Berlin, the Weimar Republic. Nazism is at its rise. Kirsten directs one of the most notable cabarets of the German capital, a city that’s facing economic and social misery, and moral decline. Kirsten has no qualms about carrying on his club: flanked by his son, his lover writer, a famous composer and two musicians, he entertains the audience by evoking suggestions of a bygone glory. A satirical and tragic fresco of Germany´s darkest era set in an artistic context where expressionism was on its last breath.
THE GERMAN CABARET, A VENUE OF PLEASURE AND RESISTANCE
The origin of the word ‘cabaret’ is unclear and its etymology uncertain. It is believed that the term dates back to the ancient langue d´oïl. In the Middle Ages, it designated a popular hangout where visitors could drink and eat and where at the same time they could be entertained by simple and brief performances: skits, songs, short theater plays, monologues, improvisations. In the mid-19th century, in France, Germany and throughout central Europe the word acquired its current meaning. Until then, cabaret had basically been a place of entertainment attended by folks and by the petty bourgeoisie. From then on, it gradually became permeated with a political and even ideological dimension that made it one of the protagonists of the social and cultural stages of the country, leading a role of protest and claim. Next to this, it became vital to the cultural and artistic arena of German avantgardes, especially in the aftermath of the 1918 defeat. This is when the best authors of the time, including Brecht and Wedekind, became habitués of cabarets. The cinema of the 30s drew inspiration from it, expressionism found its retreat. German cabarets entered the national mythology as a symbol of decadence, giving life to a specific history, culture, and aesthetics. The name itself called for dark, violent, or deliberately morbid suggestions, finding favorable ground in the most critical periods of Germany’s national history.

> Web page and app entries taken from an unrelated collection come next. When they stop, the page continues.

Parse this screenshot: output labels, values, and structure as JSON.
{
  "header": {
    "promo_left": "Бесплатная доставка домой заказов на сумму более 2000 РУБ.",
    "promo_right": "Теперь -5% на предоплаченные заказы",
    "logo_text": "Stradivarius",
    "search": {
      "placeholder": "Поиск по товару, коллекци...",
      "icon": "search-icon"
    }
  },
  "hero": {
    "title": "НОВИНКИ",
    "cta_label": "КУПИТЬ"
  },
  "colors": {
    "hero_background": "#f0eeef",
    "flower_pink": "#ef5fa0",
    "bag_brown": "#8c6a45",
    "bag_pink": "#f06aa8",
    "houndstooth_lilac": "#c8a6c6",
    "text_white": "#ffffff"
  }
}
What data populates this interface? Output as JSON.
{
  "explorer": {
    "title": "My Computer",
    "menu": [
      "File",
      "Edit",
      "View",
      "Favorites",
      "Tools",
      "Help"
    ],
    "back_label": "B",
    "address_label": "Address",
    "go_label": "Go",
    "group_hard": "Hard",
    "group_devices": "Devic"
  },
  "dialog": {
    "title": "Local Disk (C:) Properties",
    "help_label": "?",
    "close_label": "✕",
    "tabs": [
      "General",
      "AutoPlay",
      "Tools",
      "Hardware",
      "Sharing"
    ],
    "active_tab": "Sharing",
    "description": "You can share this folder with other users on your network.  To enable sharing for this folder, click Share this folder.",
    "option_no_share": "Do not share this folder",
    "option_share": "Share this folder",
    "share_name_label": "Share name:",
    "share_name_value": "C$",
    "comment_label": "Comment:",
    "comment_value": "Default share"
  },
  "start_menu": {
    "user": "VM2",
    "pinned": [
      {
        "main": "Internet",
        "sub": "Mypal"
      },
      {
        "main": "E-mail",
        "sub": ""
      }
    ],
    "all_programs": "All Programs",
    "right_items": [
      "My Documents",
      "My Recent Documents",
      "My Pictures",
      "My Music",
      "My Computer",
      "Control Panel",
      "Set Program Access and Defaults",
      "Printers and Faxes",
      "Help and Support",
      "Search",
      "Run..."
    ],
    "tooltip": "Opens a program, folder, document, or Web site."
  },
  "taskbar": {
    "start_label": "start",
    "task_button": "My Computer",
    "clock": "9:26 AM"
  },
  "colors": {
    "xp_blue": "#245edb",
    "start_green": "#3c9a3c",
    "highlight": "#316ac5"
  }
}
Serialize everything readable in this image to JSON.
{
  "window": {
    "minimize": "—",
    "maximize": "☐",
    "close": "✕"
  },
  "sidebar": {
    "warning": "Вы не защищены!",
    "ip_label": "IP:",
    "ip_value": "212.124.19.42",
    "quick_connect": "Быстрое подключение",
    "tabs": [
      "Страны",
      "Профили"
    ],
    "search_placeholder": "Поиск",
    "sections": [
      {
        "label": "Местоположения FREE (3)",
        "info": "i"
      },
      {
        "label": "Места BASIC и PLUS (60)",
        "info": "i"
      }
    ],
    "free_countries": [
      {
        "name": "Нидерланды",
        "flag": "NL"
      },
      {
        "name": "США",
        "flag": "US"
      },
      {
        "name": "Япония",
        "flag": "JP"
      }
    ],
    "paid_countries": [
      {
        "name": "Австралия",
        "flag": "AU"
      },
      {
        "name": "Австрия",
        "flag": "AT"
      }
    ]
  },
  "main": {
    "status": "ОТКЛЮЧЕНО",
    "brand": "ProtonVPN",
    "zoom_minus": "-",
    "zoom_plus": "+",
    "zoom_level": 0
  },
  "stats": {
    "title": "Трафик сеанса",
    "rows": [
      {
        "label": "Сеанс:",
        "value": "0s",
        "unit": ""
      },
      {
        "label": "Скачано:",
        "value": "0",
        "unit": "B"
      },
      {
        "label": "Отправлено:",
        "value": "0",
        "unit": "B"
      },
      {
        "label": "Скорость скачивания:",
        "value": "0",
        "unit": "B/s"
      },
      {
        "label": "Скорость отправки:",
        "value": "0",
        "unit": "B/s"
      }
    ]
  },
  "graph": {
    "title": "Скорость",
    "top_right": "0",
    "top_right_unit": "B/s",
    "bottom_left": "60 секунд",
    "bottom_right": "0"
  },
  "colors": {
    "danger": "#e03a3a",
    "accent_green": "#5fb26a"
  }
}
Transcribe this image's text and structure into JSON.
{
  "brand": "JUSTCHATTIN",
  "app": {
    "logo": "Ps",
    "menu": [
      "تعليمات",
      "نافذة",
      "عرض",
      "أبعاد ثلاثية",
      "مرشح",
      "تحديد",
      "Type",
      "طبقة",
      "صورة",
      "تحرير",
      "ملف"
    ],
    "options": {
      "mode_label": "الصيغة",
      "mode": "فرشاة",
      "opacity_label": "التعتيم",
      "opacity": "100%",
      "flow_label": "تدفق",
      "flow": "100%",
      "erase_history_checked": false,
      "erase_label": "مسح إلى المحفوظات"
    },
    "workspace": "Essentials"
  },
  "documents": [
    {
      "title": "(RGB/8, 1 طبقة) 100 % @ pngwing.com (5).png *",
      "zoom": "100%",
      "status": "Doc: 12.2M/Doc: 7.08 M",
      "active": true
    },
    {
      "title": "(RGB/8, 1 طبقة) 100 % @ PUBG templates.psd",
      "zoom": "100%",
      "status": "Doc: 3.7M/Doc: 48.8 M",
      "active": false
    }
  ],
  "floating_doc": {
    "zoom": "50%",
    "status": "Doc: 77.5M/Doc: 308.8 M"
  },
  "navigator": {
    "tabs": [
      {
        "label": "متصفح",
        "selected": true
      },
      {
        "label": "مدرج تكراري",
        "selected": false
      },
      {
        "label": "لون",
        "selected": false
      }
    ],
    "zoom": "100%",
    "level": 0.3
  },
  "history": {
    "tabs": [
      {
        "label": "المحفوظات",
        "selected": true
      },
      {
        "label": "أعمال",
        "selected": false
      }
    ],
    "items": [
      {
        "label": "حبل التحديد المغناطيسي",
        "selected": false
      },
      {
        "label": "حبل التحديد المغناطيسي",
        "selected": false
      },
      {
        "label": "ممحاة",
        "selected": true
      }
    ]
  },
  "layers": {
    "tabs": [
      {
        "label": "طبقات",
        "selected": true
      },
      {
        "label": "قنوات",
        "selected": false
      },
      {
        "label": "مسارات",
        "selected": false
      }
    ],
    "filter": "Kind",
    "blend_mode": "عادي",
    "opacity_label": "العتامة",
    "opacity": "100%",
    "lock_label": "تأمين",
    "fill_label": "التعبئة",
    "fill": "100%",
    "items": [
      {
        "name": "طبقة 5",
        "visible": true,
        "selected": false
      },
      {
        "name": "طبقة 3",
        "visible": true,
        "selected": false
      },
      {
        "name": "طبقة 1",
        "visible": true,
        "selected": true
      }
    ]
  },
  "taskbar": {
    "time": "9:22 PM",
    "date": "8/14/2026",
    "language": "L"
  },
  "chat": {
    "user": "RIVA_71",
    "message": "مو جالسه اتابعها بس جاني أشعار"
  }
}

THE MIRROR OF SOCIETY
Cabaret became the mirror of German society, starting from the Twenties, in particular during the Weimer Republic, all the way to the rise of Nazism, which is when it started rejecting the cultural ambitions it had developed till then. After the 1918 defeat, the city of Berlin swiftly gained a reputation as a nightly city of pleasure and debauchery. In the imaginary of the time, Berlin was a sin city, just like Sodom and Babylonia! Once the glory and exaltation of the empire was over, cabarets opened in every corner, becoming true relieve outlets of the economic and social crisis. Variety shows entered cabarets in their most sensual, physical (bodies and nudities) and erotic custom. Soon they became more commercial, giving rise to prostitution. Homosexuality invaded cabarets. Censorship arrived later, with the rise of the Nazi regime but at the beginning, the code word was pleasure, according to the conception of absolute freedom and grazing anarchy inspired by Nihilism. Until 1928, there still were a few islands of artistic resistance patronaged by musicians as Friedrich Holländer (composer of L’Ange bleu), writers as Tucholsky, directors as Max Reinhardt, poets like Walter Mehring, theater artists as Brecht or Piscator - all committed to keep up the political tradition of cabarets, while introducing new forms of music, in particular jazz. But soon it proved to be in vain. Years went by, and the decay of cabarets grew. Social misery reached its peak at the beginning of the Thirties, the political and social protest invaded the stages once again, generating a strong reaction on behalf of the police forces of the growing Nazi party. This is when Joseph Goebbels, nicknamed the ‘Gauleiter’ of Berlin, set off a violent cabaret hunt, ordering the burning down of theaters, sending people in exile or in concentration camps, and killing the most famous artists in town. In 1933, the last cabarets in Berlin were torn down, and the capital was by now trying to revive its memory through sweetened aesthetics.